    Our Visit to Green-Wood Cemetery

    Green-Wood Cemetery impresses the first-time visitors not only with its sheer size of 478 acres, (almost 20 times the size of our college campus!) but also with its spectacular ponds, paths, valleys, and gravestones of notable people who defined America. It was founded in 1838, as one of America’s first rural cemeteries, and labeled as a National Historic Landmark in 2006. Wow! I wouldn’t have expected a cemetery to be granted such an honor.

    We walked up the stairs of the 9th Avenue Station and found ourselves at the heart of Sunset Park. As Katie was quick to point out, the cemetery lied to our east only about a few blocks away (or as it seemed). We walked towards the cemetery, marveling at its countless gravestones and monuments, only to find that its entrance was located somewhere else. The black fences enclosing the cemetery were high and extended endlessly to left and right. We walked on 37th Street towards 5th Avenue and turned right on 5th Ave. We had to walk a lot more under the blazing sun, but driven by the excitement of seeing the final resting places of famous New Yorkers like Leonard Bernstein, we kept ourselves walking. Other famous people include: Townsend Harris, who was the U.S. envoy to Japan, and the family of Theodore Roosevelt.

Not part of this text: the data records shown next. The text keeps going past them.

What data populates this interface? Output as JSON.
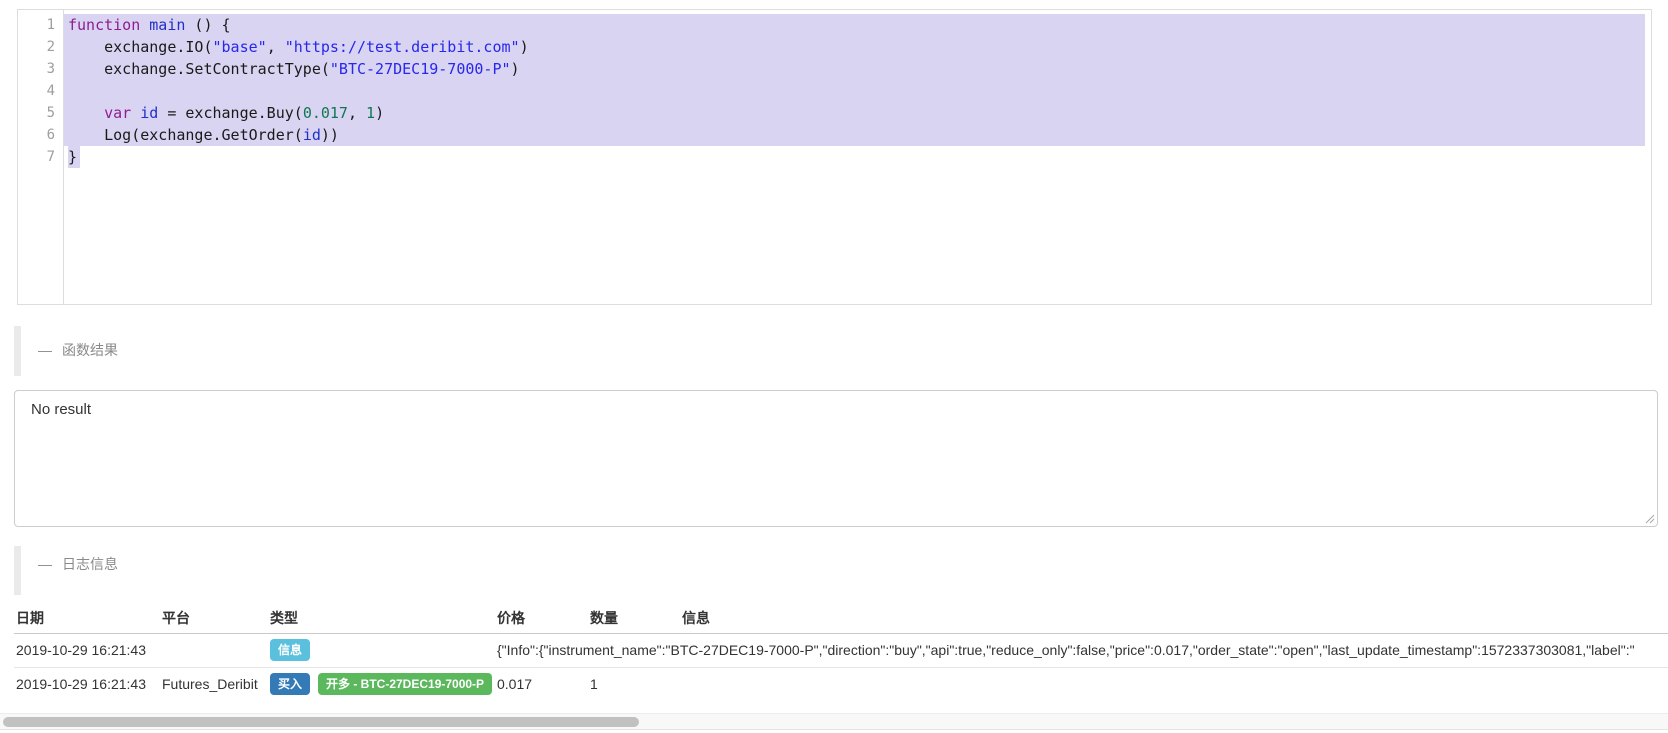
{
  "colors": {
    "selection": "#d8d4f1",
    "syntax_keyword": "#8f1d8f",
    "syntax_def": "#2230c8",
    "syntax_string": "#2727ee",
    "syntax_number": "#117653",
    "badge_info": "#5bc0de",
    "badge_buy": "#337ab7",
    "badge_long": "#5cb85c"
  },
  "editor": {
    "lines": [
      {
        "num": "1",
        "selected": "full",
        "tokens": [
          {
            "t": "function",
            "c": "kw"
          },
          {
            "t": " ",
            "c": ""
          },
          {
            "t": "main",
            "c": "def"
          },
          {
            "t": " () {",
            "c": ""
          }
        ]
      },
      {
        "num": "2",
        "selected": "full",
        "tokens": [
          {
            "t": "    exchange.IO(",
            "c": ""
          },
          {
            "t": "\"base\"",
            "c": "str"
          },
          {
            "t": ", ",
            "c": ""
          },
          {
            "t": "\"https://test.deribit.com\"",
            "c": "str"
          },
          {
            "t": ")",
            "c": ""
          }
        ]
      },
      {
        "num": "3",
        "selected": "full",
        "tokens": [
          {
            "t": "    exchange.SetContractType(",
            "c": ""
          },
          {
            "t": "\"BTC-27DEC19-7000-P\"",
            "c": "str"
          },
          {
            "t": ")",
            "c": ""
          }
        ]
      },
      {
        "num": "4",
        "selected": "full",
        "tokens": []
      },
      {
        "num": "5",
        "selected": "full",
        "tokens": [
          {
            "t": "    ",
            "c": ""
          },
          {
            "t": "var",
            "c": "kw"
          },
          {
            "t": " ",
            "c": ""
          },
          {
            "t": "id",
            "c": "def"
          },
          {
            "t": " = exchange.Buy(",
            "c": ""
          },
          {
            "t": "0.017",
            "c": "num"
          },
          {
            "t": ", ",
            "c": ""
          },
          {
            "t": "1",
            "c": "num"
          },
          {
            "t": ")",
            "c": ""
          }
        ]
      },
      {
        "num": "6",
        "selected": "full",
        "tokens": [
          {
            "t": "    Log(exchange.GetOrder(",
            "c": ""
          },
          {
            "t": "id",
            "c": "def"
          },
          {
            "t": "))",
            "c": ""
          }
        ]
      },
      {
        "num": "7",
        "selected": "char",
        "tokens": [
          {
            "t": "}",
            "c": ""
          }
        ]
      }
    ]
  },
  "sections": {
    "function_result": {
      "toggle": "—",
      "label": "函数结果"
    },
    "log_info": {
      "toggle": "—",
      "label": "日志信息"
    }
  },
  "result_box": {
    "value": "No result"
  },
  "log_table": {
    "headers": [
      "日期",
      "平台",
      "类型",
      "价格",
      "数量",
      "信息"
    ],
    "rows": [
      {
        "date": "2019-10-29 16:21:43",
        "platform": "",
        "badges": [
          {
            "text": "信息",
            "color": "#5bc0de"
          }
        ],
        "message_span": true,
        "price": "",
        "qty": "",
        "message": "{\"Info\":{\"instrument_name\":\"BTC-27DEC19-7000-P\",\"direction\":\"buy\",\"api\":true,\"reduce_only\":false,\"price\":0.017,\"order_state\":\"open\",\"last_update_timestamp\":1572337303081,\"label\":\""
      },
      {
        "date": "2019-10-29 16:21:43",
        "platform": "Futures_Deribit",
        "badges": [
          {
            "text": "买入",
            "color": "#337ab7"
          },
          {
            "text": "开多 - BTC-27DEC19-7000-P",
            "color": "#5cb85c"
          }
        ],
        "message_span": false,
        "price": "0.017",
        "qty": "1",
        "message": ""
      }
    ]
  }
}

    Green-Wood was indeed a peaceful oasis in the heart of Brooklyn, as its nickname claims. The cemetery supposedly closes at 5 PM on weekdays, but its gate was still open at 5:20 PM when we arrived. We walked into the cemetery and saw this!

    

    What architecture!

    Some fifty or hundred years from now, residents of the neighborhood will probably see more Garcia’s, Hernandez’s, Li’s, and Wang’s engraved on gravestones. Is that interesting… or bewildering to picture? There will be monuments erected for some of the most influential Hispanic and Asian New Yorkers to come in the future…

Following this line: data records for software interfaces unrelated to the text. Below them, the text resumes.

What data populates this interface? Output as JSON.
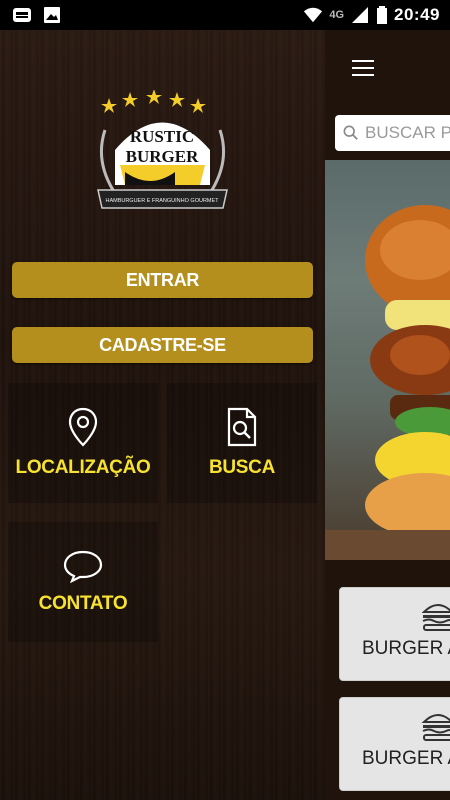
{
  "status_bar": {
    "time": "20:49",
    "network": "4G",
    "icons": [
      "notification-app-icon",
      "image-icon",
      "wifi-icon",
      "signal-icon",
      "battery-icon"
    ]
  },
  "drawer": {
    "logo": {
      "line1": "RUSTIC",
      "line2": "BURGER",
      "tagline": "HAMBURGUER E FRANGUINHO GOURMET"
    },
    "buttons": {
      "login": "ENTRAR",
      "signup": "CADASTRE-SE"
    },
    "tiles": [
      {
        "label": "LOCALIZAÇÃO",
        "icon": "location-pin-icon"
      },
      {
        "label": "BUSCA",
        "icon": "document-search-icon"
      },
      {
        "label": "CONTATO",
        "icon": "chat-bubble-icon"
      }
    ]
  },
  "main": {
    "search_placeholder": "BUSCAR PR",
    "categories": [
      {
        "label": "BURGER AR"
      },
      {
        "label": "BURGER AM"
      }
    ]
  },
  "colors": {
    "button_gold": "#b48f1e",
    "tile_text_yellow": "#f7e231",
    "background_wood": "#241710"
  }
}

    Reference

    “Green-Wood.” Green-Wood Cemetery. Web. 1 May 2010. <http://www.green-wood.com/>.